In the same chapter he makes the following statement: "...the laborer in Zion shall labor for Zion; for if they labor for money they shall perish." (v. 31 emphasis added) In context, he is talking about priestcraft, but it is striking that those who have accepted the ordinances of the temple have also become "the Lord's annointed" who have consecrated themselves for the building up of the Kingdom of God and the establishment of Zion.

I don't know of any priesthood officer who is guilty of preaching for gain, as the Levites  sometimes did, but if we consider ourselves a consecrated people (as we should) we look to our responsibilities, and our opportunities as stewards of the Lord's assets. We are laboring with our families, our wards and stakes, our jobs and professions, our lands and homes for the purpose of building up the Kingdom of God and establishing Zion.

It is, in the end, an invitation for us to repent. "None of these iniquities come of the Lord...he inviteth them all to come unto him and partake of his goodness; and he denieth none that come unto him..."
A good reminder of where we are, who we are and whose we are.

Monday, May 8, 2017

Elements to the Eternal Plan of Deliverance from Death

2Nephi 11: 5

In the previous chapter, Nephi's brother Jacob ends with the admonition to choose eternal life or everlasting death. The chapter then states that we must reconcile ourselves to the will of God. It goes on to point out that even doing so still requires the grace of God to be saved. 2Nephi 10: 23-25 emphasis added.

The elements required for "...the eternal plan of deliverance from death" (i.e. salvation) that was received by covenant of the Lord (i.e. Christ see 3Nephi 15:5) to the fathers are His grace, justice, power, and mercy. All of these come by the mission of Christ.

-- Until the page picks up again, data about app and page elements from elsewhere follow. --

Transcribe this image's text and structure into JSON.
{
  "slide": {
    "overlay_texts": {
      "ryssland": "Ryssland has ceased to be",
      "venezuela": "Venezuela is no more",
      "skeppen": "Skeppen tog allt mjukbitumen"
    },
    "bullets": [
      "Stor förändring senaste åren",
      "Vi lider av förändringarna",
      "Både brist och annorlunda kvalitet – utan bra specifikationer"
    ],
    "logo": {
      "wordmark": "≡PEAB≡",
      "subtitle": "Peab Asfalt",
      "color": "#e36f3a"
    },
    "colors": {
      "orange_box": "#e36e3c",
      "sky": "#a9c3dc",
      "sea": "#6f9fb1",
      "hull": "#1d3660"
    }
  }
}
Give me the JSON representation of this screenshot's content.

The order in which Nephi arranges these elements is interesting. If I were writing this, I would have put "power" first and "grace" last. I, obviously, am not a prophet who is intimate with Christ, as Nephi and Jacob were. On reflection, none of the elements are either relevant or possible without the grace of Christ. It should come first.

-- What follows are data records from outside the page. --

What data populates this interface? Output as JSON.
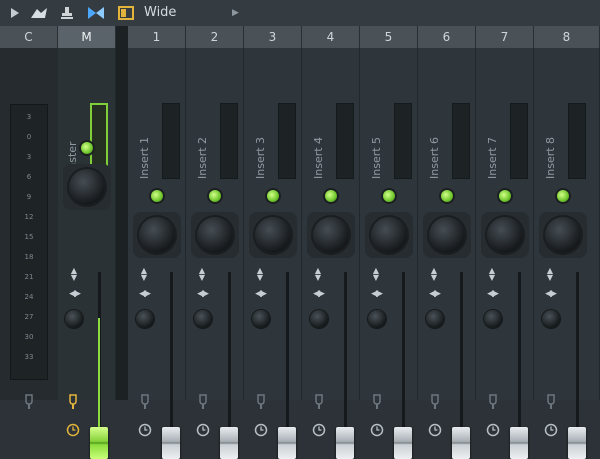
{
  "toolbar": {
    "view_label": "Wide"
  },
  "columns": {
    "current": "C",
    "master": "M"
  },
  "scale_ticks": [
    "3",
    "0",
    "3",
    "6",
    "9",
    "12",
    "15",
    "18",
    "21",
    "24",
    "27",
    "30",
    "33"
  ],
  "master": {
    "name": "Master",
    "fader_level": 0.8,
    "led_on": true
  },
  "inserts": [
    {
      "number": "1",
      "name": "Insert 1",
      "fader_level": 0.8
    },
    {
      "number": "2",
      "name": "Insert 2",
      "fader_level": 0.8
    },
    {
      "number": "3",
      "name": "Insert 3",
      "fader_level": 0.8
    },
    {
      "number": "4",
      "name": "Insert 4",
      "fader_level": 0.8
    },
    {
      "number": "5",
      "name": "Insert 5",
      "fader_level": 0.8
    },
    {
      "number": "6",
      "name": "Insert 6",
      "fader_level": 0.8
    },
    {
      "number": "7",
      "name": "Insert 7",
      "fader_level": 0.8
    },
    {
      "number": "8",
      "name": "Insert 8",
      "fader_level": 0.8
    }
  ],
  "colors": {
    "accent_green": "#8bdc3c",
    "master_border": "#7fce3a",
    "amber": "#e3b43c",
    "bg": "#2c3237"
  },
  "icons": [
    "play-icon",
    "pie-pointer-icon",
    "stamp-icon",
    "butterfly-icon",
    "layout-icon",
    "chevron-right-icon",
    "send-plug-icon",
    "clock-icon"
  ]
}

Grace: His grace is the result of the atonement of Christ. Without the atoning sacrifice, justice could never be satisfied, His power would be limited; certainly not adequate to save, and mercy would not be brought to pass. The incomprehensible act brought to us the possibility of life eternal. Because of it justice, an immutable law requiring eternal consequences for every breach of God's laws, could be satisfied by proxy, that is by Christ's suffering for us, then dying and being resurrected.

Power: His power certainly included the power to lay down his life and to take it up again (John 10:18). It was even more, however, because, as is pointed out in 3Nephi 15: 5, for example, He states that He has the power to "...give eternal life."

Mercy: Mercy can now be extended to the faithful who accept the saving ordinances and abide by the associated covenants. Always? We will fall short, of course, but mercy allows for us to repent and by so doing return to the path that leads to eternal life.

Therefore, Nephi goes back to the first element in verse 6, and states that without Christ (implying His willingly accepting the atonement) all men must perish.

Elder Patrick Kearon in our recent Stockholm Stake Conference stated that Christ gives us opportunities for another chance again and again. Then he said, "We must claim them!"

I have heard the advice to claim blessings and have been somewhat uncomfortable with the idea. It seems to imply that because of some degree of personal righteousness we can demand some blessing from God. King Benjamin points out that no matter how righteous we become, we will still be indebted to God because of the blessings received without even qualifying for them.(Mosiah 2:21-25).

Elder Kearon's perspective rings true. There is no greater blessing than repentance because it allows us to obtain eternal life which is the greatest gift of God. I pray for that increased commitment to overcome the lazy, natural man that holds me back from all the promised blessings.